Judge Robert Van Pelt told Pope, “The punishment of death shall be inflicted upon you by causing to be passed through your body, Duane Earl Pope, a current of electricity of sufficient intensity to cause death, and the application of such current shall be continued until you, Duane Earl Pope, are dead.”
Additionally, Pope was sentenced to 20 years for robbing a bank insured by the FDIC, 10 years for transporting money taken in a robbery and 25 years for assaulting and putting in jeopardy the life of a person with a gun.
In 1968, it was determined that he was sentenced to death under a defective federal statute and he was resentenced to life in prison.

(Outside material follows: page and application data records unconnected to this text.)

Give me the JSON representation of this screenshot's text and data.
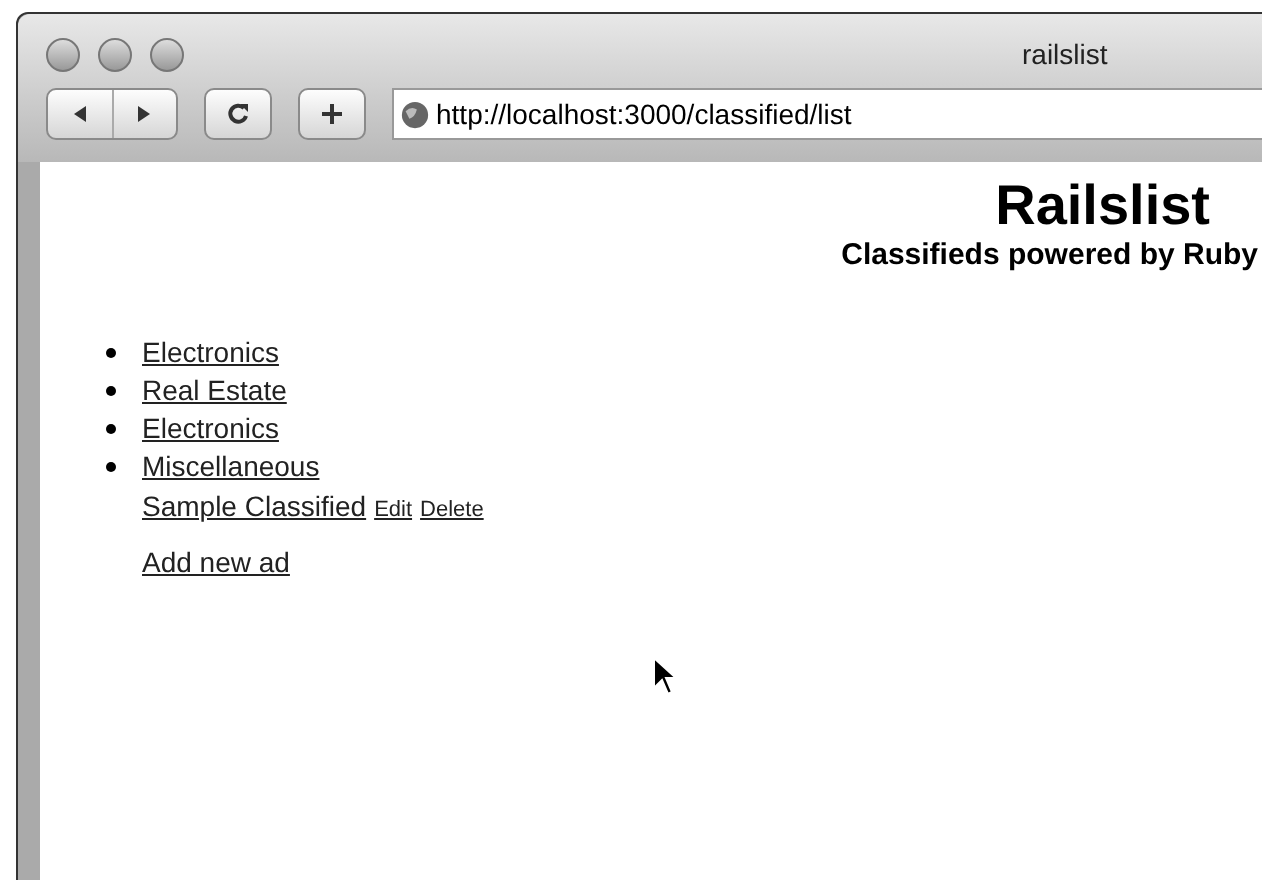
{
  "window": {
    "title": "railslist"
  },
  "toolbar": {
    "address": "http://localhost:3000/classified/list"
  },
  "page": {
    "heading": "Railslist",
    "subheading": "Classifieds powered by Ruby",
    "categories": [
      {
        "label": "Electronics"
      },
      {
        "label": "Real Estate"
      },
      {
        "label": "Electronics"
      },
      {
        "label": "Miscellaneous"
      }
    ],
    "ads": [
      {
        "title": "Sample Classified",
        "edit": "Edit",
        "delete": "Delete"
      }
    ],
    "add_link": "Add new ad"
  }
}
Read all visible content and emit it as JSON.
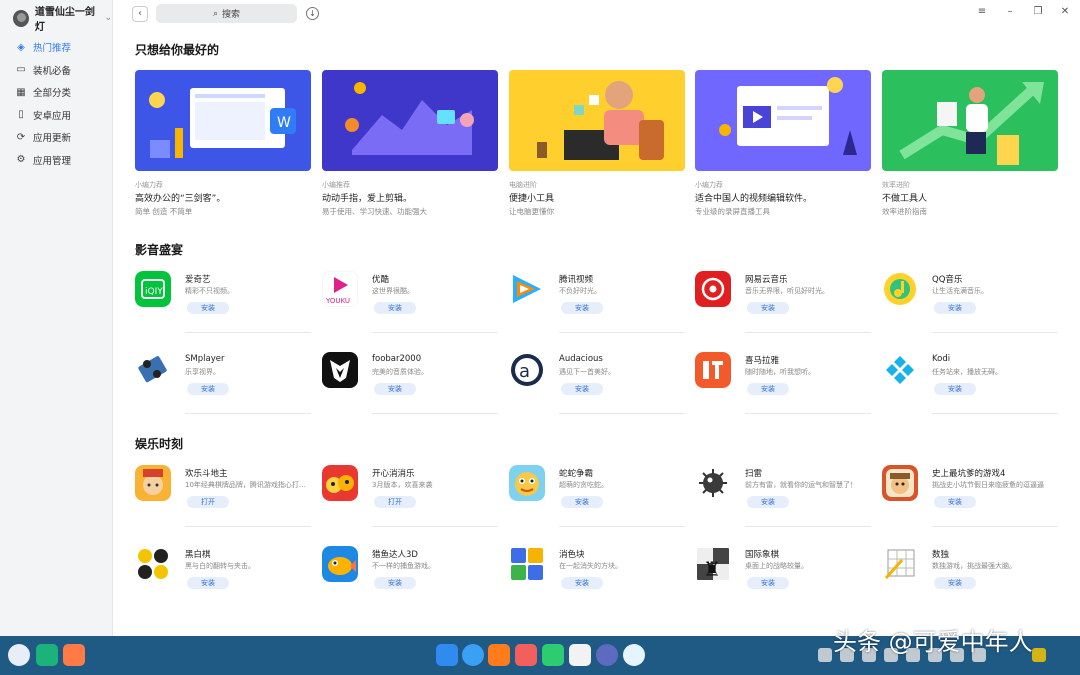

In 1970, Pope was tried by the State of Nebraska and was found guilty of three counts of first-degree murder and one count of shooting with intent to kill, wound or maim. For a second time, he was told he would lose his life.
In 1972, his sentence was commuted to life in prison as part of a U.S. Supreme Court ruling that the death penalty, as it was practiced then, was unconstitutional.
He was put in federal prison, where he awaited federal parole; it was recently granted, effective July 1.
On June 24, Deuel County Attorney Joel Jay applied for a transportation order to have Pope moved to Nebraska. After Pope’s release from Leavenworth, he will be transferred to the Diagnostic and Evaluation Center in Lincoln so he can begin serving the three life sentences handed down to him in the State of Nebraska vs. Duane Earl Pope. He is now 73 years old.
My plan was to rob the bank and then kill everyone in the bank so they would not be alive to identify me as the robber."